** THE DATA **
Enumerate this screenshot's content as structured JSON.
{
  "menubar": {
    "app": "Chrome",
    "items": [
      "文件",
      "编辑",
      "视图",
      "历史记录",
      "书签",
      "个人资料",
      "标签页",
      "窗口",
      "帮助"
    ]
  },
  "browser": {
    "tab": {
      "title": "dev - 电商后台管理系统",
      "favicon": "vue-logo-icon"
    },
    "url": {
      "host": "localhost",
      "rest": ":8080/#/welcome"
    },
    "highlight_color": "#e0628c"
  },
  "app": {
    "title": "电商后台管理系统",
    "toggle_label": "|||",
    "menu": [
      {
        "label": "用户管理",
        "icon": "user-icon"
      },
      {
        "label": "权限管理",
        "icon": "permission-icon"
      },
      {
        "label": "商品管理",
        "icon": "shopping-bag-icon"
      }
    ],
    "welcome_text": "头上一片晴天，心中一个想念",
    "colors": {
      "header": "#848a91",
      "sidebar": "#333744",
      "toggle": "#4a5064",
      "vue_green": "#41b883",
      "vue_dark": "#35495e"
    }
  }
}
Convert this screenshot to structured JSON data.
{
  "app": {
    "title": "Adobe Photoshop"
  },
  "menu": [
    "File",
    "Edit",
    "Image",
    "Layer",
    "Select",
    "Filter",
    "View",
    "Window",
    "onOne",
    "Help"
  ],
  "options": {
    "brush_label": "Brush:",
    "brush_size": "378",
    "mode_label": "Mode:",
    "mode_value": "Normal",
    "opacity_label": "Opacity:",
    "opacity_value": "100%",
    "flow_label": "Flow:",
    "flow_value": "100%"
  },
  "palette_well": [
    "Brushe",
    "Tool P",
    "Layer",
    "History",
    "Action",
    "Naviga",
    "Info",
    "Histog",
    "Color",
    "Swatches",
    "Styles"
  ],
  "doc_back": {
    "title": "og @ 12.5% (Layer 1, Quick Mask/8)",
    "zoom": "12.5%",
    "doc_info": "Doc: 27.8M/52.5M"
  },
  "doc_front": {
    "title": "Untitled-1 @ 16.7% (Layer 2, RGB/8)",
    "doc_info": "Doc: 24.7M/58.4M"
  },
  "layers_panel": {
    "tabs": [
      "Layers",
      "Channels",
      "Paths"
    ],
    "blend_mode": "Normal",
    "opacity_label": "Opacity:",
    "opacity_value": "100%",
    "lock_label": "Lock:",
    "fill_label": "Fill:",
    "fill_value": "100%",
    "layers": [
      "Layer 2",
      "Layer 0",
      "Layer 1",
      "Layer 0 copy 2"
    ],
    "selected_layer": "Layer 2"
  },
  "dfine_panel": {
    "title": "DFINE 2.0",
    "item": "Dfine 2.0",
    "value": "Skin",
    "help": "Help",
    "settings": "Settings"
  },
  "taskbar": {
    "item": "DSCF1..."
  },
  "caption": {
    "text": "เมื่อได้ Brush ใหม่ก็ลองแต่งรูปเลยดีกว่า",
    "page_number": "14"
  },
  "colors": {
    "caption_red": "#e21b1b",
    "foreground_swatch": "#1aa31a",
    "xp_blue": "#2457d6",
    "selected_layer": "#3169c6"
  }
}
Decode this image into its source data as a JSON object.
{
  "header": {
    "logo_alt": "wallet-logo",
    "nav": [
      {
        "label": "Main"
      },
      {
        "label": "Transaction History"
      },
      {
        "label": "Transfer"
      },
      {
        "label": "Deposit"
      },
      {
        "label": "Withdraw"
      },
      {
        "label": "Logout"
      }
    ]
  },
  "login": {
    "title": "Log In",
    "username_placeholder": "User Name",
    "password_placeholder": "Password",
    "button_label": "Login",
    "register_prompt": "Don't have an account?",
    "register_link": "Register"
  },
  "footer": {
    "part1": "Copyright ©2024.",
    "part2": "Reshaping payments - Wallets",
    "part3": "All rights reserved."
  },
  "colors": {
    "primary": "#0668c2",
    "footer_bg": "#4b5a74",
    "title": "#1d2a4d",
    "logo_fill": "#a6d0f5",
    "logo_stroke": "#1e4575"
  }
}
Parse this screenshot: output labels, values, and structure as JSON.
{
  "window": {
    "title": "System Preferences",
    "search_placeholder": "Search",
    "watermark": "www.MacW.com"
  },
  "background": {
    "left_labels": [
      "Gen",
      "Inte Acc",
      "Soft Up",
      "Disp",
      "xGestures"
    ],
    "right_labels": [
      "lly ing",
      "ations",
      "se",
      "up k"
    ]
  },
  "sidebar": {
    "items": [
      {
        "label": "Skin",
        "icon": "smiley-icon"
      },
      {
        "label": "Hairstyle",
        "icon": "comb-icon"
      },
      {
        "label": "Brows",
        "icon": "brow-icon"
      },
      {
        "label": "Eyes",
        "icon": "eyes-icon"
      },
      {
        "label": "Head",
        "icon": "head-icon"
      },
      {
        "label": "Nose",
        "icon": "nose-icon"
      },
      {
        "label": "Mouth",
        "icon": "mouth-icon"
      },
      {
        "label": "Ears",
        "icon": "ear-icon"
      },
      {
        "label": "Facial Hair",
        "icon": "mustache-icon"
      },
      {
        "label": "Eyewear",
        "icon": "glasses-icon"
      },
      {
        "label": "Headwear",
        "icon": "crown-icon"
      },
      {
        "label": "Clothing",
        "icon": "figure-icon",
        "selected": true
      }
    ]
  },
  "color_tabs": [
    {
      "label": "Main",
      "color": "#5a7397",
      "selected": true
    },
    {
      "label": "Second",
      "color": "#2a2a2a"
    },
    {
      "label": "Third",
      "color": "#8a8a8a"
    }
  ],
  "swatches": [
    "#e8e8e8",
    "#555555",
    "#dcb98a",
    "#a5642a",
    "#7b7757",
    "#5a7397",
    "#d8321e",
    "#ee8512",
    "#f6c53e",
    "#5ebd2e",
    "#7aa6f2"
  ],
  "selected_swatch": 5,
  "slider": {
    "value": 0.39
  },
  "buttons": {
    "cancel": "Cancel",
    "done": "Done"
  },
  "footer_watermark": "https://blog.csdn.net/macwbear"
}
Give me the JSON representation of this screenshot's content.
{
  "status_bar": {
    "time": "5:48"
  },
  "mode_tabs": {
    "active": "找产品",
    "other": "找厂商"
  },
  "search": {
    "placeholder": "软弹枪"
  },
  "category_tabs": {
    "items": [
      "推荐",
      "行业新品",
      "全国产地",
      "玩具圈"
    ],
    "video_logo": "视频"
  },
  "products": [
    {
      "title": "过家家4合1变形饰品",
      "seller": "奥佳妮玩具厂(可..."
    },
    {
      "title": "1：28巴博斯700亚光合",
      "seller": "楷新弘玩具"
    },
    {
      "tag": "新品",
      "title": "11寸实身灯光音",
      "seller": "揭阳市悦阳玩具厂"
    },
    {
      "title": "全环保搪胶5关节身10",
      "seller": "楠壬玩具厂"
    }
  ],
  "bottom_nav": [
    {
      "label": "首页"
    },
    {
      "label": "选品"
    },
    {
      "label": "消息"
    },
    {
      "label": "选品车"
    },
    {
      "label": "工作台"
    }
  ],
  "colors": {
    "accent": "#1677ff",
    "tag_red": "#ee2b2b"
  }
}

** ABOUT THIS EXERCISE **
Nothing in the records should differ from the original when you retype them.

** EXERCISE SOLUTION **
Enumerate this screenshot's content as structured JSON.
{
  "menubar": {
    "app": "Chrome",
    "items": [
      "文件",
      "编辑",
      "视图",
      "历史记录",
      "书签",
      "个人资料",
      "标签页",
      "窗口",
      "帮助"
    ]
  },
  "browser": {
    "tab": {
      "title": "dev - 电商后台管理系统",
      "favicon": "vue-logo-icon"
    },
    "url": {
      "host": "localhost",
      "rest": ":8080/#/welcome"
    },
    "highlight_color": "#e0628c"
  },
  "app": {
    "title": "电商后台管理系统",
    "toggle_label": "|||",
    "menu": [
      {
        "label": "用户管理",
        "icon": "user-icon"
      },
      {
        "label": "权限管理",
        "icon": "permission-icon"
      },
      {
        "label": "商品管理",
        "icon": "shopping-bag-icon"
      }
    ],
    "welcome_text": "头上一片晴天，心中一个想念",
    "colors": {
      "header": "#848a91",
      "sidebar": "#333744",
      "toggle": "#4a5064",
      "vue_green": "#41b883",
      "vue_dark": "#35495e"
    }
  }
}
Convert this screenshot to structured JSON data.
{
  "app": {
    "title": "Adobe Photoshop"
  },
  "menu": [
    "File",
    "Edit",
    "Image",
    "Layer",
    "Select",
    "Filter",
    "View",
    "Window",
    "onOne",
    "Help"
  ],
  "options": {
    "brush_label": "Brush:",
    "brush_size": "378",
    "mode_label": "Mode:",
    "mode_value": "Normal",
    "opacity_label": "Opacity:",
    "opacity_value": "100%",
    "flow_label": "Flow:",
    "flow_value": "100%"
  },
  "palette_well": [
    "Brushe",
    "Tool P",
    "Layer",
    "History",
    "Action",
    "Naviga",
    "Info",
    "Histog",
    "Color",
    "Swatches",
    "Styles"
  ],
  "doc_back": {
    "title": "og @ 12.5% (Layer 1, Quick Mask/8)",
    "zoom": "12.5%",
    "doc_info": "Doc: 27.8M/52.5M"
  },
  "doc_front": {
    "title": "Untitled-1 @ 16.7% (Layer 2, RGB/8)",
    "doc_info": "Doc: 24.7M/58.4M"
  },
  "layers_panel": {
    "tabs": [
      "Layers",
      "Channels",
      "Paths"
    ],
    "blend_mode": "Normal",
    "opacity_label": "Opacity:",
    "opacity_value": "100%",
    "lock_label": "Lock:",
    "fill_label": "Fill:",
    "fill_value": "100%",
    "layers": [
      "Layer 2",
      "Layer 0",
      "Layer 1",
      "Layer 0 copy 2"
    ],
    "selected_layer": "Layer 2"
  },
  "dfine_panel": {
    "title": "DFINE 2.0",
    "item": "Dfine 2.0",
    "value": "Skin",
    "help": "Help",
    "settings": "Settings"
  },
  "taskbar": {
    "item": "DSCF1..."
  },
  "caption": {
    "text": "เมื่อได้ Brush ใหม่ก็ลองแต่งรูปเลยดีกว่า",
    "page_number": "14"
  },
  "colors": {
    "caption_red": "#e21b1b",
    "foreground_swatch": "#1aa31a",
    "xp_blue": "#2457d6",
    "selected_layer": "#3169c6"
  }
}
Decode this image into its source data as a JSON object.
{
  "header": {
    "logo_alt": "wallet-logo",
    "nav": [
      {
        "label": "Main"
      },
      {
        "label": "Transaction History"
      },
      {
        "label": "Transfer"
      },
      {
        "label": "Deposit"
      },
      {
        "label": "Withdraw"
      },
      {
        "label": "Logout"
      }
    ]
  },
  "login": {
    "title": "Log In",
    "username_placeholder": "User Name",
    "password_placeholder": "Password",
    "button_label": "Login",
    "register_prompt": "Don't have an account?",
    "register_link": "Register"
  },
  "footer": {
    "part1": "Copyright ©2024.",
    "part2": "Reshaping payments - Wallets",
    "part3": "All rights reserved."
  },
  "colors": {
    "primary": "#0668c2",
    "footer_bg": "#4b5a74",
    "title": "#1d2a4d",
    "logo_fill": "#a6d0f5",
    "logo_stroke": "#1e4575"
  }
}
Parse this screenshot: output labels, values, and structure as JSON.
{
  "window": {
    "title": "System Preferences",
    "search_placeholder": "Search",
    "watermark": "www.MacW.com"
  },
  "background": {
    "left_labels": [
      "Gen",
      "Inte Acc",
      "Soft Up",
      "Disp",
      "xGestures"
    ],
    "right_labels": [
      "lly ing",
      "ations",
      "se",
      "up k"
    ]
  },
  "sidebar": {
    "items": [
      {
        "label": "Skin",
        "icon": "smiley-icon"
      },
      {
        "label": "Hairstyle",
        "icon": "comb-icon"
      },
      {
        "label": "Brows",
        "icon": "brow-icon"
      },
      {
        "label": "Eyes",
        "icon": "eyes-icon"
      },
      {
        "label": "Head",
        "icon": "head-icon"
      },
      {
        "label": "Nose",
        "icon": "nose-icon"
      },
      {
        "label": "Mouth",
        "icon": "mouth-icon"
      },
      {
        "label": "Ears",
        "icon": "ear-icon"
      },
      {
        "label": "Facial Hair",
        "icon": "mustache-icon"
      },
      {
        "label": "Eyewear",
        "icon": "glasses-icon"
      },
      {
        "label": "Headwear",
        "icon": "crown-icon"
      },
      {
        "label": "Clothing",
        "icon": "figure-icon",
        "selected": true
      }
    ]
  },
  "color_tabs": [
    {
      "label": "Main",
      "color": "#5a7397",
      "selected": true
    },
    {
      "label": "Second",
      "color": "#2a2a2a"
    },
    {
      "label": "Third",
      "color": "#8a8a8a"
    }
  ],
  "swatches": [
    "#e8e8e8",
    "#555555",
    "#dcb98a",
    "#a5642a",
    "#7b7757",
    "#5a7397",
    "#d8321e",
    "#ee8512",
    "#f6c53e",
    "#5ebd2e",
    "#7aa6f2"
  ],
  "selected_swatch": 5,
  "slider": {
    "value": 0.39
  },
  "buttons": {
    "cancel": "Cancel",
    "done": "Done"
  },
  "footer_watermark": "https://blog.csdn.net/macwbear"
}
Give me the JSON representation of this screenshot's content.
{
  "status_bar": {
    "time": "5:48"
  },
  "mode_tabs": {
    "active": "找产品",
    "other": "找厂商"
  },
  "search": {
    "placeholder": "软弹枪"
  },
  "category_tabs": {
    "items": [
      "推荐",
      "行业新品",
      "全国产地",
      "玩具圈"
    ],
    "video_logo": "视频"
  },
  "products": [
    {
      "title": "过家家4合1变形饰品",
      "seller": "奥佳妮玩具厂(可..."
    },
    {
      "title": "1：28巴博斯700亚光合",
      "seller": "楷新弘玩具"
    },
    {
      "tag": "新品",
      "title": "11寸实身灯光音",
      "seller": "揭阳市悦阳玩具厂"
    },
    {
      "title": "全环保搪胶5关节身10",
      "seller": "楠壬玩具厂"
    }
  ],
  "bottom_nav": [
    {
      "label": "首页"
    },
    {
      "label": "选品"
    },
    {
      "label": "消息"
    },
    {
      "label": "选品车"
    },
    {
      "label": "工作台"
    }
  ],
  "colors": {
    "accent": "#1677ff",
    "tag_red": "#ee2b2b"
  }
}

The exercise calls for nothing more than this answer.